    This population is undergoing rapid population growth – pyramid shaped profile


    Slide30 l.jpg

    • Populations with wide bases tend to be “young populations” – have a large number of people below age 15.

    • Have great momentum for future growth as the large number of young will soon enter their reproductive years.


    Slide31 l.jpg

    • BR = 14, DR = 8, % Nat. Increase = 0.6%, Growth Rate =0.9%, TFR = 2.1, Net Migration = 3

    This population is undergoing slow population growth – notice the base is about the same width as the middle section (15-65 year olds)


    Slide32 l.jpg

    • BR = 10, DR = 14, % Nat. Increase = -0.5%, Growth Rate = -0.8%, TFR = 1.4, Net Migration = - 4

    This population is undergoing population shrinkage or negative population growth. Notice the base is smaller than the middle population (15-65 year old) group.


    Slide33 l.jpg

    • Populations with narrow bases are producing few young. Their TFR has been below 2.0 for several years.

    • These populations are shrinking

    • may not have enough workers to support dependants in the future.

    • Many countries of western Europe are shrinking (negative percent natural increase)

    • may encourage their populations to reproduce and/or open their borders to more immigrant workers.


    Predictions vs projections l.jpg

    Predictions vs. Projections

    • In the past, demographers have been incorrect in their predictions.

    • Fertility rates have declined faster than were expected.

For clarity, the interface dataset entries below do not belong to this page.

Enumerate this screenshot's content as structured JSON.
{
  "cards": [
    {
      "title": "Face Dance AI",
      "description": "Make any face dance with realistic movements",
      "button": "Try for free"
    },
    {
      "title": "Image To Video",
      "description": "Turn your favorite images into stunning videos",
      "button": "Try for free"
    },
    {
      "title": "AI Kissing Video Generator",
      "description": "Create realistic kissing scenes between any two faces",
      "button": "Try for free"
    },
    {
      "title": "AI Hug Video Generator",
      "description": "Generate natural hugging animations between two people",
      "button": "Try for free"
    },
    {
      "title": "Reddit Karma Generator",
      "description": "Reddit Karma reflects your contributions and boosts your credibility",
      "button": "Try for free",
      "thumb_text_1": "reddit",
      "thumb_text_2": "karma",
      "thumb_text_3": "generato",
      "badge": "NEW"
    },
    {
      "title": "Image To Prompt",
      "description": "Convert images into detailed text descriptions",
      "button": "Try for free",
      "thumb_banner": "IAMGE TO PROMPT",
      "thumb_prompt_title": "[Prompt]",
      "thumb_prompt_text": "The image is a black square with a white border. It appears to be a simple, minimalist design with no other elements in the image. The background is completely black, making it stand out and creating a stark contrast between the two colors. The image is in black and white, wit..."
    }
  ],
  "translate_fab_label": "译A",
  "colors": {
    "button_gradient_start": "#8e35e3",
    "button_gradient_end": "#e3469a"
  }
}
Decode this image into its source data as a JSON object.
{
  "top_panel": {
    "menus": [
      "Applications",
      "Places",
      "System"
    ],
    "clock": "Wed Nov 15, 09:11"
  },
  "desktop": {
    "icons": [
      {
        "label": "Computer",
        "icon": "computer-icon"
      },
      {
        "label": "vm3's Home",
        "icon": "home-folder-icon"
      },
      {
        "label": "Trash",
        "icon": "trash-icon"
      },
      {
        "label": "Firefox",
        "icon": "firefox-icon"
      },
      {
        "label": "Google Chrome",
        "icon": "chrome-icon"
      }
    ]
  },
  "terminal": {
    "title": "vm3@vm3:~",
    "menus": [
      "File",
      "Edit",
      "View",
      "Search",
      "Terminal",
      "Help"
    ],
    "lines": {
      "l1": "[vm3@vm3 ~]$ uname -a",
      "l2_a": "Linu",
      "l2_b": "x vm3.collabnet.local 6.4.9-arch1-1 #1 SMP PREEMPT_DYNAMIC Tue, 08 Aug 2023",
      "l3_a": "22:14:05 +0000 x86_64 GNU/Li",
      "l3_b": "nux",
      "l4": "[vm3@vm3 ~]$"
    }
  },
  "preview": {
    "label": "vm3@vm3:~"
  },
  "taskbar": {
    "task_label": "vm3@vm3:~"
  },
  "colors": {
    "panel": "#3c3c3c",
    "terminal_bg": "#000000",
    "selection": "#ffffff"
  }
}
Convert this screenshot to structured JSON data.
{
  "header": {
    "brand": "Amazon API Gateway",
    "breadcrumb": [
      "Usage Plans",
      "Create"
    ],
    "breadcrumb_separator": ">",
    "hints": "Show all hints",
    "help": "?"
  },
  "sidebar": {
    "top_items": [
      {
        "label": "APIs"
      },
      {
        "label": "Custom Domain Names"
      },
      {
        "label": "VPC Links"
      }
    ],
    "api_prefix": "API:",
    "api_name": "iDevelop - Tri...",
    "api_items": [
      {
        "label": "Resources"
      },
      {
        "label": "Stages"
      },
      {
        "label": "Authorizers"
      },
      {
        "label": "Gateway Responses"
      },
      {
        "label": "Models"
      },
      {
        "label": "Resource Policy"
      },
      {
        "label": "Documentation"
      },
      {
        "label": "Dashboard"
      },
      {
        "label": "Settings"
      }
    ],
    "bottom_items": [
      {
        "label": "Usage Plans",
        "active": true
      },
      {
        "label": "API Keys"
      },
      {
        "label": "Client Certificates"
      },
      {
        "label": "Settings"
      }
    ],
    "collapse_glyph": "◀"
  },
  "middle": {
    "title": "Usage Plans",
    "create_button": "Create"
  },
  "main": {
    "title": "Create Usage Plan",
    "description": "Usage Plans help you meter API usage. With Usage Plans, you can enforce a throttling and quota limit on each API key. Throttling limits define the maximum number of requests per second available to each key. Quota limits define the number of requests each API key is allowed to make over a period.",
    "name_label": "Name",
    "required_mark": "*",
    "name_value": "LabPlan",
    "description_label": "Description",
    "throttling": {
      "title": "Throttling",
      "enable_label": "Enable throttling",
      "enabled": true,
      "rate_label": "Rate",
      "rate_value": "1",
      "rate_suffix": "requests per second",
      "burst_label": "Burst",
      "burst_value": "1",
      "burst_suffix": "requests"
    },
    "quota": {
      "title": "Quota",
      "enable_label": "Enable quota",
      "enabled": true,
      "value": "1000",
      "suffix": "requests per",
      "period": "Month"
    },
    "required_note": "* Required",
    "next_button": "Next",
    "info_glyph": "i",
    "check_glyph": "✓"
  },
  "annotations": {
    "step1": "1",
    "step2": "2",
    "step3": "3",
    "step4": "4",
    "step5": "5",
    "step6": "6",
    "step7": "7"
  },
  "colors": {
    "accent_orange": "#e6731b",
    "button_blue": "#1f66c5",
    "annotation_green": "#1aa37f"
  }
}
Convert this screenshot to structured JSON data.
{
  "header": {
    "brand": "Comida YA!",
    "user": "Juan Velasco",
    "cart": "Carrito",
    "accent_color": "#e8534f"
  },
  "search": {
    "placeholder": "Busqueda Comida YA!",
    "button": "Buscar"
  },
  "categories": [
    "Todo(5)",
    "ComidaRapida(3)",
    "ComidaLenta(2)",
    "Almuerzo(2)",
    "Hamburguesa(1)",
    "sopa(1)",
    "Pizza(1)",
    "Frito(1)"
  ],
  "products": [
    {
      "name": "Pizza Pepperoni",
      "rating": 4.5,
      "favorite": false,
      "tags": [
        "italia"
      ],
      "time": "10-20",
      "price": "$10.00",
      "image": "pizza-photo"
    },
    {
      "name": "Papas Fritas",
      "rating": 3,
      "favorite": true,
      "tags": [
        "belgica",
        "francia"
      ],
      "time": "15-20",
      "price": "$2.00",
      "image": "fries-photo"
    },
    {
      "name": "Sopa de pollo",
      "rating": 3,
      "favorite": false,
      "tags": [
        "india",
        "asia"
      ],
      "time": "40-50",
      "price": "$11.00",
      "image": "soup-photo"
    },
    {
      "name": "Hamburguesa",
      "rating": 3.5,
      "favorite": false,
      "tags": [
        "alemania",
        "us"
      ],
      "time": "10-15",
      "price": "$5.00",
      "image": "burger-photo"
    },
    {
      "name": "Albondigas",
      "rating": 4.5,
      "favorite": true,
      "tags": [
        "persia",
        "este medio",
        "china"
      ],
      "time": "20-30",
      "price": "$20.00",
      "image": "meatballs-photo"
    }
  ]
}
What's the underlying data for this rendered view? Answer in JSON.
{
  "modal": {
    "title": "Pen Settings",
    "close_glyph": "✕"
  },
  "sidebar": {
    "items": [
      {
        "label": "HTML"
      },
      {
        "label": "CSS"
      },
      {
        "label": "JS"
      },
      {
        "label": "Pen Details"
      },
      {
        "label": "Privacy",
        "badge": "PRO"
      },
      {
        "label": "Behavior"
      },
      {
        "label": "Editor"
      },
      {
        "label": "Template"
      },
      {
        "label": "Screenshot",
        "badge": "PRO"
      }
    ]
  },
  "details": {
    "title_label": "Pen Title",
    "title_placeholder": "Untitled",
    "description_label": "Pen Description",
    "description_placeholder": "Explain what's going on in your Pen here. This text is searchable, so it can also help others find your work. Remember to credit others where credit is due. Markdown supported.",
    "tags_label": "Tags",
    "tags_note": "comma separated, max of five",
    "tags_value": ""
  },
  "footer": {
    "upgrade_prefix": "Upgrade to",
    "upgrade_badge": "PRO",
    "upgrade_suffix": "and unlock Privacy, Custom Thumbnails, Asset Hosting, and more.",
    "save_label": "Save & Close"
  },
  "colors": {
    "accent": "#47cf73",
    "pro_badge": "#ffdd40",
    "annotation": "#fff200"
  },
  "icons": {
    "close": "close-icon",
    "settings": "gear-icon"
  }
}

    • They now make projections – low, medium, high.

    Source: United Nations Population Division, 2003


  • Login